We dug into something crunchier than usual this week: Euphoria. It’s a Euro-style boardgame of — let me know if this shocks you — worker placement and resource management, set in a retro-futuristic post-collapse dystopia.
The turn structure of the game is simple. Each player takes only one move per turn: either assign a free worker to some task or call any number of committed workers back. A task will do some combination of: produce resources for you, raise one faction’s influence level (which may improve some tasks, activate some players’ assistant cards, or give some players victory points), work toward opening a new market, work toward unlocking new tasks, gives you an artifact card, give you a victory point, affect your hand size, or affect your knowledge penalty.
One interesting mechanic is that workers are 6-sided dice, and the pips represent knowledge. A few tasks produce different effects based on worker knowledge, but more importantly, every time your workers come off-duty, you reroll all of them, and if the total knowledge of your unoccupied workers exceeds a certain threshold, some of them leave permanently. This is both thematic, representing them assembling and realizing that the world is in a horrible state, and a balancing factor to keep players with more workers from outpacing ones with fewer.

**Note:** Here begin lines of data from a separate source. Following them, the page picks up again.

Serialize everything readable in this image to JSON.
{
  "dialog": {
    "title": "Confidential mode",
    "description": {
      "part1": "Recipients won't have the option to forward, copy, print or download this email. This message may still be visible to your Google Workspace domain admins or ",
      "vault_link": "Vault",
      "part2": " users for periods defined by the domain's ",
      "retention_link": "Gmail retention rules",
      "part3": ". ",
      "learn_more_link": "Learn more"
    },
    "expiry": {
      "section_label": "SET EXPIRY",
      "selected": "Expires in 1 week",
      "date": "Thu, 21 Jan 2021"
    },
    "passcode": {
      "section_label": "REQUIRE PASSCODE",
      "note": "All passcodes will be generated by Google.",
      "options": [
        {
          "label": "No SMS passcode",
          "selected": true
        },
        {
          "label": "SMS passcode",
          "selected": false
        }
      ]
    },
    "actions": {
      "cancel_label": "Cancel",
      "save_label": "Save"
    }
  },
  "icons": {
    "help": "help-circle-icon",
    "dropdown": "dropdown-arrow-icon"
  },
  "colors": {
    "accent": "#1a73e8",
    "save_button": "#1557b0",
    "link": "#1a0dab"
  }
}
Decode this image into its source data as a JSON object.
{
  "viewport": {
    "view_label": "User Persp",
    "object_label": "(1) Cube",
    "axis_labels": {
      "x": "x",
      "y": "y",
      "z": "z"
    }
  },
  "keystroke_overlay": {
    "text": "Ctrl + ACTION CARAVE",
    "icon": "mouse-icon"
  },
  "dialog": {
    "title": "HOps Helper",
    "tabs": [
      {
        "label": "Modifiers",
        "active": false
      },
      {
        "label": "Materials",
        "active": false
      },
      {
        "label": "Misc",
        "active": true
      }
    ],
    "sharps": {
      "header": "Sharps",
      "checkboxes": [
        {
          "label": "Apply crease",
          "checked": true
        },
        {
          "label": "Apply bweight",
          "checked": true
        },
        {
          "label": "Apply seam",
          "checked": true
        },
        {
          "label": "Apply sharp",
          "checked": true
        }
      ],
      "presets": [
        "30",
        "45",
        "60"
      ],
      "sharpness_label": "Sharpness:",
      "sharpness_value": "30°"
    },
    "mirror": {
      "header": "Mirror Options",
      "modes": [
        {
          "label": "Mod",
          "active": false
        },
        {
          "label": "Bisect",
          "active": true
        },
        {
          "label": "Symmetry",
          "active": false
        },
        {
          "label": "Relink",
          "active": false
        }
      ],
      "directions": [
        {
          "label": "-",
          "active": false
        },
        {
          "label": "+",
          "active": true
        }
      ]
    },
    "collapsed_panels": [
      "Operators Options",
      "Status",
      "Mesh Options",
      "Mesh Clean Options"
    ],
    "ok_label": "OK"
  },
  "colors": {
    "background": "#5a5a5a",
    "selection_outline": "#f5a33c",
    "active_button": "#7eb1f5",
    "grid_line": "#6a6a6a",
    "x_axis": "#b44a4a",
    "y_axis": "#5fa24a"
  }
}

Another is the markets. Markets are randomized and unknown until built, and each has a penalty (sometimes significant) that applies to everyone who didn’t help build it.
The game is listed as taking 60 minutes, but it took five of us two and a half hours, not counting setup and rules preview. (And the setup is significant; there are close to a dozen different token types.) None of us had played it before. Despite the duration, play went smoothly. We never stalled, and it didn’t feel like we’d played that long. Simple turns, clear iconography, and a lack of hidden information make it easy to plan your next move while others are playing.
Like many other rules, scoring is mechanically simple: everyone begins with 10 VP markers, and whoever places all of them first wins. Scoring was tight all game. No one ever felt or looked hopelessly behind, and until the top scores approached the 8-9 range, there was never a gap of more than 1 point between any two players. The final scores were something like 10, 8, 8, 7, and 7. I’ve since read comments criticizing this feature of the game, but response to it last night was positive, and we considered it a better design than many other eurogames where suboptimal play in the first few turns can permanently place you in an irredeemably unwinnable position.
It wasn’t a flawless game. Market penalties vary noticeably in severity, and there is likewise a large variance in the strength of assistant cards — both bad features for cards that come out randomly and all have equivalent costs. Also, a player who rolls duplicates on his workers can place all of them in a single turn, which felt like too strong a random benefit (although the one player who rolled duplicates significantly more often than average didn’t noticeably outperform the rest of us).
After this brain-consuming exercise, we cleaned our palates on Zombie Dice. It’s a lightweight push-your-luck game about consuming brains. On your turn, you pick three random people dice from a central pool, roll them, and set aside any that show a brain or a shotgun blast. If you’ve accumulated three blasts, your turn ends and you score no points, otherwise you can choose either to eat the brains you’ve got and end your turn or refill your hand up to three dice and roll again. First player to eat thirteen brains wins. As an added wrinkle to keep decisions from being too predictable, some dice are high in brains, others are high in shotguns, and they’re all color-coded.